At the end are the non-native Robinia pseudoacacia, black locust trees that originate from North America, nonexistent in the area before 1600. Today, these trees are the most prolific, growing with abandon over the land cultivated after World War II: they have actually colonized the vineyards, orchards, and other cultivated areas. The relatively recent history after World War II can be read along trails throughout the Reserve. With a sharp eye, peer between densely-packed trees to see old wells, containers (trori) for the preparation of pesticides, terraces for vineyards, and equipment sheds.

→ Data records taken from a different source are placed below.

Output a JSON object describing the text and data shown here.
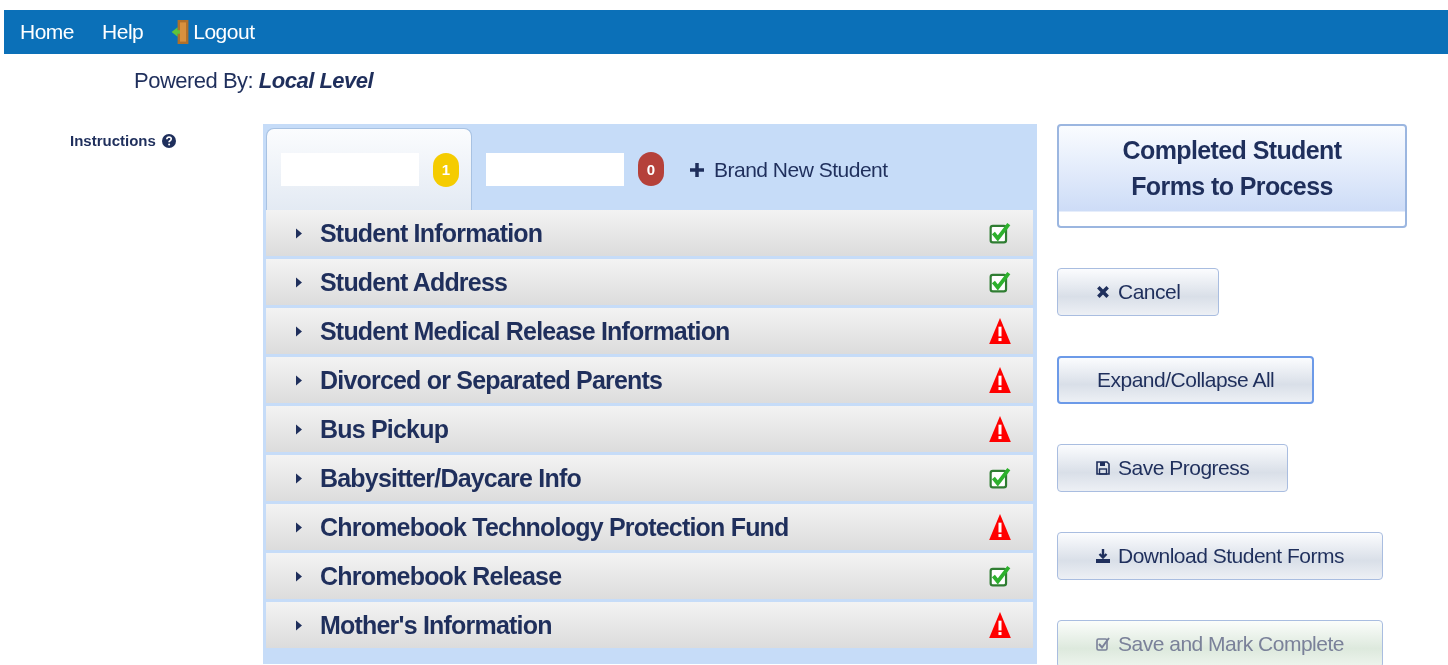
{
  "nav": [
    {
      "label": "Home",
      "kind": "link"
    },
    {
      "label": "Help",
      "kind": "link"
    },
    {
      "label": "Logout",
      "kind": "logout"
    }
  ],
  "powered_by": {
    "label": "Powered By:",
    "brand": "Local Level"
  },
  "instructions": {
    "label": "Instructions"
  },
  "tabs": [
    {
      "badge": "1",
      "color": "#f5cc00",
      "selected": true
    },
    {
      "badge": "0",
      "color": "#b5413a",
      "selected": false
    }
  ],
  "add_student": {
    "label": "Brand New Student"
  },
  "sections": [
    {
      "title": "Student Information",
      "kind": "complete"
    },
    {
      "title": "Student Address",
      "kind": "complete"
    },
    {
      "title": "Student Medical Release Information",
      "kind": "warning"
    },
    {
      "title": "Divorced or Separated Parents",
      "kind": "warning"
    },
    {
      "title": "Bus Pickup",
      "kind": "warning"
    },
    {
      "title": "Babysitter/Daycare Info",
      "kind": "complete"
    },
    {
      "title": "Chromebook Technology Protection Fund",
      "kind": "warning"
    },
    {
      "title": "Chromebook Release",
      "kind": "complete"
    },
    {
      "title": "Mother's Information",
      "kind": "warning"
    }
  ],
  "header_button": {
    "label": "Completed Student Forms to Process"
  },
  "buttons": [
    {
      "label": "Cancel",
      "kind": "cancel",
      "focused": false,
      "disabled": false
    },
    {
      "label": "Expand/Collapse All",
      "kind": "plain",
      "focused": true,
      "disabled": false
    },
    {
      "label": "Save Progress",
      "kind": "save",
      "focused": false,
      "disabled": false
    },
    {
      "label": "Download Student Forms",
      "kind": "download",
      "focused": false,
      "disabled": false
    },
    {
      "label": "Save and Mark Complete",
      "kind": "check",
      "focused": false,
      "disabled": true
    }
  ]
}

Watching for animals is difficult but possible with the right approach. Armed with patience, silence, and an observant spirit, take a trip during the quietest hours of the day – early morning or twilight – and you might find foxes, wild boar, badgers, squirrels, and dormice, or the tracks of these critters left on trees, under foot, and in bushes.
One miniature animal makes itself known near small pools, brooks, and swamps hidden in the forest: the brilliantly colored dragonfly. Darting through the air in the summer, the dragonfly snatches little insects, butterflies, mosquitoes, frogs, and even green lizards, the chosen symbol of the Reserve.
The park’s most ancient history is told through fossils that are unearthed in various parts of the Reserve’s territory, the remains of organisms that lived more than two million years ago.
The park’s most ancient history is told through fossils that are unearthed in various parts of the Reserve’s territory, the remains of organisms that lived in an ancient sea that covered the land and a large part of the Asti territory during the Pliocene period more than two million years ago. In sections along the trail and occasional caves hollowed out in the sandstone, which are locally called tufo, “tuff,” for its compact but easily workable consistency, you can find small figures that were impressed a long time ago: bivalve shells, the remains of crabs and marine vertebrate, and many other millenia-old organisms.